> _Excerpts from an interface dataset_:
--------------------
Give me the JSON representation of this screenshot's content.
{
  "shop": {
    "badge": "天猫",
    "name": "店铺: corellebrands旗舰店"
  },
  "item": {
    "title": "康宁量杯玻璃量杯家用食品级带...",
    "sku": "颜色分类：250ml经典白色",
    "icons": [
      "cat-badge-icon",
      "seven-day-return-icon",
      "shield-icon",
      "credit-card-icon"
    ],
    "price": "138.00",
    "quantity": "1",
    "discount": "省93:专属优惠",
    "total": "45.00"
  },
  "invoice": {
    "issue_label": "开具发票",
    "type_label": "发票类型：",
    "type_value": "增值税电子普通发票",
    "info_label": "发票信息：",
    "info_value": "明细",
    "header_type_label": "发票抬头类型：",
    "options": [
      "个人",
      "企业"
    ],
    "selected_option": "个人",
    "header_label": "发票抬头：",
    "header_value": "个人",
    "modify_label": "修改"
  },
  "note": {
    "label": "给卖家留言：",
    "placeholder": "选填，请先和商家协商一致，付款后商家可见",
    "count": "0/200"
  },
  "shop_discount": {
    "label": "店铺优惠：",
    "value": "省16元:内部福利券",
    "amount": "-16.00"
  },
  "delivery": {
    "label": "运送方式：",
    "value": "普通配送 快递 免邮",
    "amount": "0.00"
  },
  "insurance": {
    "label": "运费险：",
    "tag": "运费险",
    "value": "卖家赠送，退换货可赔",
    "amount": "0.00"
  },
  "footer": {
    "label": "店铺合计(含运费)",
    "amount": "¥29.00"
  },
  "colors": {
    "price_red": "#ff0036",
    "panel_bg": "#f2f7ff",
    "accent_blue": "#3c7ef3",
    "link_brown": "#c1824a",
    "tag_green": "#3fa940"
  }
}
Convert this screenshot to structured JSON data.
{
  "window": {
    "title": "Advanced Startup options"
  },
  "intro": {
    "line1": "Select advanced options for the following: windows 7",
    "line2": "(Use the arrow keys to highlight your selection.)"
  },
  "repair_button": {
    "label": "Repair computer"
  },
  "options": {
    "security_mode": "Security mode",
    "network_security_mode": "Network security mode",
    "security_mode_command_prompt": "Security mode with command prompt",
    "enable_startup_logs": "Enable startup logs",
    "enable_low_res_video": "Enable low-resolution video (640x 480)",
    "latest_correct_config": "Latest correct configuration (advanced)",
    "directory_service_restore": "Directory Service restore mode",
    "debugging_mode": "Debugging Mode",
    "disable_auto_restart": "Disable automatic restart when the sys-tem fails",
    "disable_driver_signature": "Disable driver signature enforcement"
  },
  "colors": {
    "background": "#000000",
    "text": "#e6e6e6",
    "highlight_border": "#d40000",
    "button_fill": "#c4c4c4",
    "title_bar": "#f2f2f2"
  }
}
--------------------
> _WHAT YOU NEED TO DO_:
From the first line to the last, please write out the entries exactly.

> _EXERCISE RESULT_:
Give me the JSON representation of this screenshot's content.
{
  "shop": {
    "badge": "天猫",
    "name": "店铺: corellebrands旗舰店"
  },
  "item": {
    "title": "康宁量杯玻璃量杯家用食品级带...",
    "sku": "颜色分类：250ml经典白色",
    "icons": [
      "cat-badge-icon",
      "seven-day-return-icon",
      "shield-icon",
      "credit-card-icon"
    ],
    "price": "138.00",
    "quantity": "1",
    "discount": "省93:专属优惠",
    "total": "45.00"
  },
  "invoice": {
    "issue_label": "开具发票",
    "type_label": "发票类型：",
    "type_value": "增值税电子普通发票",
    "info_label": "发票信息：",
    "info_value": "明细",
    "header_type_label": "发票抬头类型：",
    "options": [
      "个人",
      "企业"
    ],
    "selected_option": "个人",
    "header_label": "发票抬头：",
    "header_value": "个人",
    "modify_label": "修改"
  },
  "note": {
    "label": "给卖家留言：",
    "placeholder": "选填，请先和商家协商一致，付款后商家可见",
    "count": "0/200"
  },
  "shop_discount": {
    "label": "店铺优惠：",
    "value": "省16元:内部福利券",
    "amount": "-16.00"
  },
  "delivery": {
    "label": "运送方式：",
    "value": "普通配送 快递 免邮",
    "amount": "0.00"
  },
  "insurance": {
    "label": "运费险：",
    "tag": "运费险",
    "value": "卖家赠送，退换货可赔",
    "amount": "0.00"
  },
  "footer": {
    "label": "店铺合计(含运费)",
    "amount": "¥29.00"
  },
  "colors": {
    "price_red": "#ff0036",
    "panel_bg": "#f2f7ff",
    "accent_blue": "#3c7ef3",
    "link_brown": "#c1824a",
    "tag_green": "#3fa940"
  }
}
Convert this screenshot to structured JSON data.
{
  "window": {
    "title": "Advanced Startup options"
  },
  "intro": {
    "line1": "Select advanced options for the following: windows 7",
    "line2": "(Use the arrow keys to highlight your selection.)"
  },
  "repair_button": {
    "label": "Repair computer"
  },
  "options": {
    "security_mode": "Security mode",
    "network_security_mode": "Network security mode",
    "security_mode_command_prompt": "Security mode with command prompt",
    "enable_startup_logs": "Enable startup logs",
    "enable_low_res_video": "Enable low-resolution video (640x 480)",
    "latest_correct_config": "Latest correct configuration (advanced)",
    "directory_service_restore": "Directory Service restore mode",
    "debugging_mode": "Debugging Mode",
    "disable_auto_restart": "Disable automatic restart when the sys-tem fails",
    "disable_driver_signature": "Disable driver signature enforcement"
  },
  "colors": {
    "background": "#000000",
    "text": "#e6e6e6",
    "highlight_border": "#d40000",
    "button_fill": "#c4c4c4",
    "title_bar": "#f2f2f2"
  }
}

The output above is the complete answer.